■ **TASK INPUT**
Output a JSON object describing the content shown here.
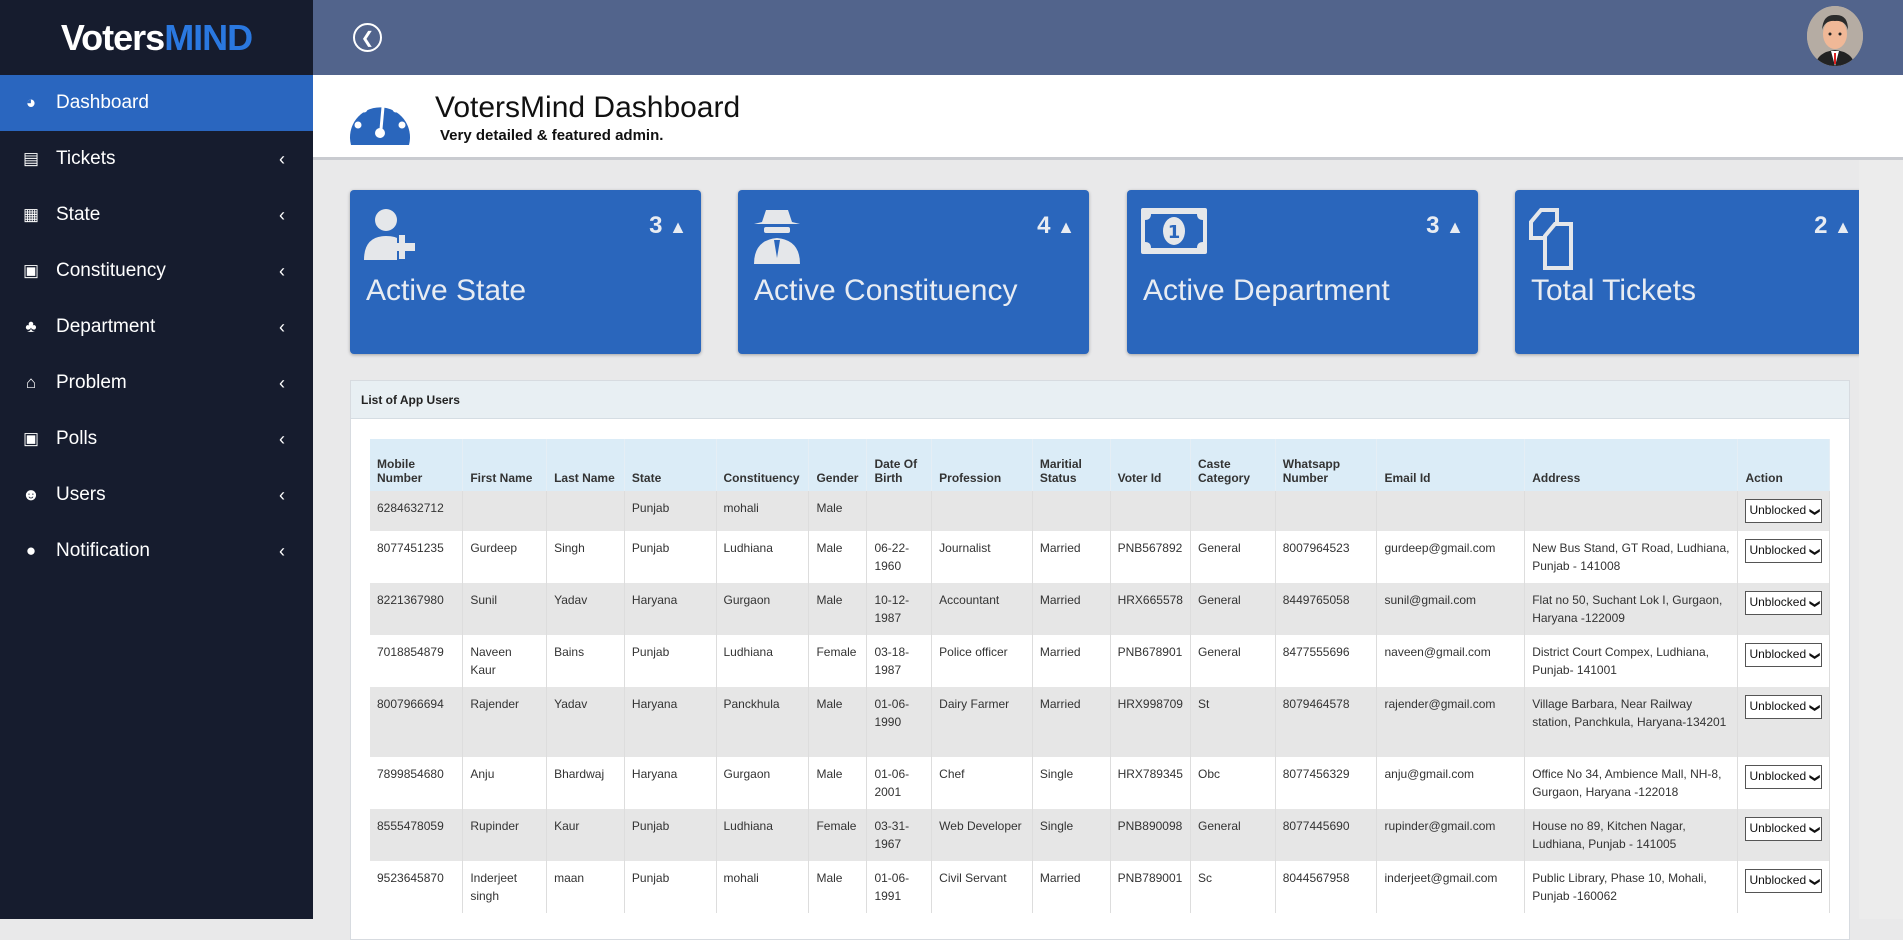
{
  "brand": {
    "part1": "Voters",
    "part2": "MIND"
  },
  "sidebar": {
    "items": [
      {
        "label": "Dashboard",
        "icon": "dashboard-icon",
        "active": true
      },
      {
        "label": "Tickets",
        "icon": "book-icon"
      },
      {
        "label": "State",
        "icon": "file-icon"
      },
      {
        "label": "Constituency",
        "icon": "contact-card-icon"
      },
      {
        "label": "Department",
        "icon": "tree-icon"
      },
      {
        "label": "Problem",
        "icon": "home-icon"
      },
      {
        "label": "Polls",
        "icon": "contact-card-icon"
      },
      {
        "label": "Users",
        "icon": "user-plus-icon"
      },
      {
        "label": "Notification",
        "icon": "chat-bubble-icon"
      }
    ]
  },
  "header": {
    "title": "VotersMind Dashboard",
    "subtitle": "Very detailed & featured admin."
  },
  "cards": [
    {
      "label": "Active State",
      "count": "3",
      "icon": "user-plus-icon"
    },
    {
      "label": "Active Constituency",
      "count": "4",
      "icon": "spy-icon"
    },
    {
      "label": "Active Department",
      "count": "3",
      "icon": "money-bill-icon"
    },
    {
      "label": "Total Tickets",
      "count": "2",
      "icon": "copy-files-icon"
    }
  ],
  "panel": {
    "title": "List of App Users"
  },
  "table": {
    "columns": [
      "Mobile Number",
      "First Name",
      "Last Name",
      "State",
      "Constituency",
      "Gender",
      "Date Of Birth",
      "Profession",
      "Maritial Status",
      "Voter Id",
      "Caste Category",
      "Whatsapp Number",
      "Email Id",
      "Address",
      "Action"
    ],
    "rows": [
      [
        "6284632712",
        "",
        "",
        "Punjab",
        "mohali",
        "Male",
        "",
        "",
        "",
        "",
        "",
        "",
        "",
        "",
        "Unblocked"
      ],
      [
        "8077451235",
        "Gurdeep",
        "Singh",
        "Punjab",
        "Ludhiana",
        "Male",
        "06-22-1960",
        "Journalist",
        "Married",
        "PNB567892",
        "General",
        "8007964523",
        "gurdeep@gmail.com",
        "New Bus Stand, GT Road, Ludhiana, Punjab - 141008",
        "Unblocked"
      ],
      [
        "8221367980",
        "Sunil",
        "Yadav",
        "Haryana",
        "Gurgaon",
        "Male",
        "10-12-1987",
        "Accountant",
        "Married",
        "HRX665578",
        "General",
        "8449765058",
        "sunil@gmail.com",
        "Flat no 50, Suchant Lok I, Gurgaon, Haryana -122009",
        "Unblocked"
      ],
      [
        "7018854879",
        "Naveen Kaur",
        "Bains",
        "Punjab",
        "Ludhiana",
        "Female",
        "03-18-1987",
        "Police officer",
        "Married",
        "PNB678901",
        "General",
        "8477555696",
        "naveen@gmail.com",
        "District Court Compex, Ludhiana, Punjab- 141001",
        "Unblocked"
      ],
      [
        "8007966694",
        "Rajender",
        "Yadav",
        "Haryana",
        "Panckhula",
        "Male",
        "01-06-1990",
        "Dairy Farmer",
        "Married",
        "HRX998709",
        "St",
        "8079464578",
        "rajender@gmail.com",
        "Village Barbara, Near Railway station, Panchkula, Haryana-134201",
        "Unblocked"
      ],
      [
        "7899854680",
        "Anju",
        "Bhardwaj",
        "Haryana",
        "Gurgaon",
        "Male",
        "01-06-2001",
        "Chef",
        "Single",
        "HRX789345",
        "Obc",
        "8077456329",
        "anju@gmail.com",
        "Office No 34, Ambience Mall, NH-8, Gurgaon, Haryana -122018",
        "Unblocked"
      ],
      [
        "8555478059",
        "Rupinder",
        "Kaur",
        "Punjab",
        "Ludhiana",
        "Female",
        "03-31-1967",
        "Web Developer",
        "Single",
        "PNB890098",
        "General",
        "8077445690",
        "rupinder@gmail.com",
        "House no 89, Kitchen Nagar, Ludhiana, Punjab - 141005",
        "Unblocked"
      ],
      [
        "9523645870",
        "Inderjeet singh",
        "maan",
        "Punjab",
        "mohali",
        "Male",
        "01-06-1991",
        "Civil Servant",
        "Married",
        "PNB789001",
        "Sc",
        "8044567958",
        "inderjeet@gmail.com",
        "Public Library, Phase 10, Mohali, Punjab -160062",
        "Unblocked"
      ]
    ]
  },
  "colors": {
    "sidebar": "#161c2e",
    "accent": "#2a66bc",
    "topbar": "#52648c"
  }
}
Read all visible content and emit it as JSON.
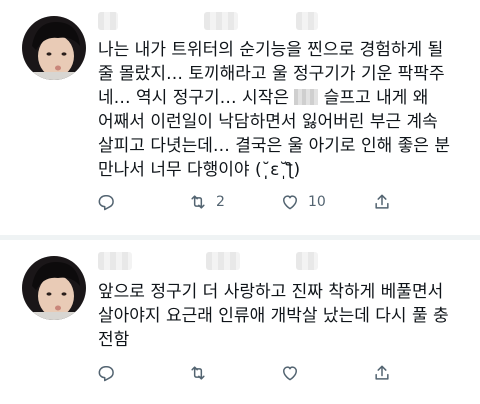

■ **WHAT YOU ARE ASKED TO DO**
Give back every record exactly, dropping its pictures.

■ **FINISHED TASK**
Output a JSON object describing the content shown here.
{
  "brand": {
    "part1": "Voters",
    "part2": "MIND"
  },
  "sidebar": {
    "items": [
      {
        "label": "Dashboard",
        "icon": "dashboard-icon",
        "active": true
      },
      {
        "label": "Tickets",
        "icon": "book-icon"
      },
      {
        "label": "State",
        "icon": "file-icon"
      },
      {
        "label": "Constituency",
        "icon": "contact-card-icon"
      },
      {
        "label": "Department",
        "icon": "tree-icon"
      },
      {
        "label": "Problem",
        "icon": "home-icon"
      },
      {
        "label": "Polls",
        "icon": "contact-card-icon"
      },
      {
        "label": "Users",
        "icon": "user-plus-icon"
      },
      {
        "label": "Notification",
        "icon": "chat-bubble-icon"
      }
    ]
  },
  "header": {
    "title": "VotersMind Dashboard",
    "subtitle": "Very detailed & featured admin."
  },
  "cards": [
    {
      "label": "Active State",
      "count": "3",
      "icon": "user-plus-icon"
    },
    {
      "label": "Active Constituency",
      "count": "4",
      "icon": "spy-icon"
    },
    {
      "label": "Active Department",
      "count": "3",
      "icon": "money-bill-icon"
    },
    {
      "label": "Total Tickets",
      "count": "2",
      "icon": "copy-files-icon"
    }
  ],
  "panel": {
    "title": "List of App Users"
  },
  "table": {
    "columns": [
      "Mobile Number",
      "First Name",
      "Last Name",
      "State",
      "Constituency",
      "Gender",
      "Date Of Birth",
      "Profession",
      "Maritial Status",
      "Voter Id",
      "Caste Category",
      "Whatsapp Number",
      "Email Id",
      "Address",
      "Action"
    ],
    "rows": [
      [
        "6284632712",
        "",
        "",
        "Punjab",
        "mohali",
        "Male",
        "",
        "",
        "",
        "",
        "",
        "",
        "",
        "",
        "Unblocked"
      ],
      [
        "8077451235",
        "Gurdeep",
        "Singh",
        "Punjab",
        "Ludhiana",
        "Male",
        "06-22-1960",
        "Journalist",
        "Married",
        "PNB567892",
        "General",
        "8007964523",
        "gurdeep@gmail.com",
        "New Bus Stand, GT Road, Ludhiana, Punjab - 141008",
        "Unblocked"
      ],
      [
        "8221367980",
        "Sunil",
        "Yadav",
        "Haryana",
        "Gurgaon",
        "Male",
        "10-12-1987",
        "Accountant",
        "Married",
        "HRX665578",
        "General",
        "8449765058",
        "sunil@gmail.com",
        "Flat no 50, Suchant Lok I, Gurgaon, Haryana -122009",
        "Unblocked"
      ],
      [
        "7018854879",
        "Naveen Kaur",
        "Bains",
        "Punjab",
        "Ludhiana",
        "Female",
        "03-18-1987",
        "Police officer",
        "Married",
        "PNB678901",
        "General",
        "8477555696",
        "naveen@gmail.com",
        "District Court Compex, Ludhiana, Punjab- 141001",
        "Unblocked"
      ],
      [
        "8007966694",
        "Rajender",
        "Yadav",
        "Haryana",
        "Panckhula",
        "Male",
        "01-06-1990",
        "Dairy Farmer",
        "Married",
        "HRX998709",
        "St",
        "8079464578",
        "rajender@gmail.com",
        "Village Barbara, Near Railway station, Panchkula, Haryana-134201",
        "Unblocked"
      ],
      [
        "7899854680",
        "Anju",
        "Bhardwaj",
        "Haryana",
        "Gurgaon",
        "Male",
        "01-06-2001",
        "Chef",
        "Single",
        "HRX789345",
        "Obc",
        "8077456329",
        "anju@gmail.com",
        "Office No 34, Ambience Mall, NH-8, Gurgaon, Haryana -122018",
        "Unblocked"
      ],
      [
        "8555478059",
        "Rupinder",
        "Kaur",
        "Punjab",
        "Ludhiana",
        "Female",
        "03-31-1967",
        "Web Developer",
        "Single",
        "PNB890098",
        "General",
        "8077445690",
        "rupinder@gmail.com",
        "House no 89, Kitchen Nagar, Ludhiana, Punjab - 141005",
        "Unblocked"
      ],
      [
        "9523645870",
        "Inderjeet singh",
        "maan",
        "Punjab",
        "mohali",
        "Male",
        "01-06-1991",
        "Civil Servant",
        "Married",
        "PNB789001",
        "Sc",
        "8044567958",
        "inderjeet@gmail.com",
        "Public Library, Phase 10, Mohali, Punjab -160062",
        "Unblocked"
      ]
    ]
  },
  "colors": {
    "sidebar": "#161c2e",
    "accent": "#2a66bc",
    "topbar": "#52648c"
  }
}
Read all visible content and emit it as JSON.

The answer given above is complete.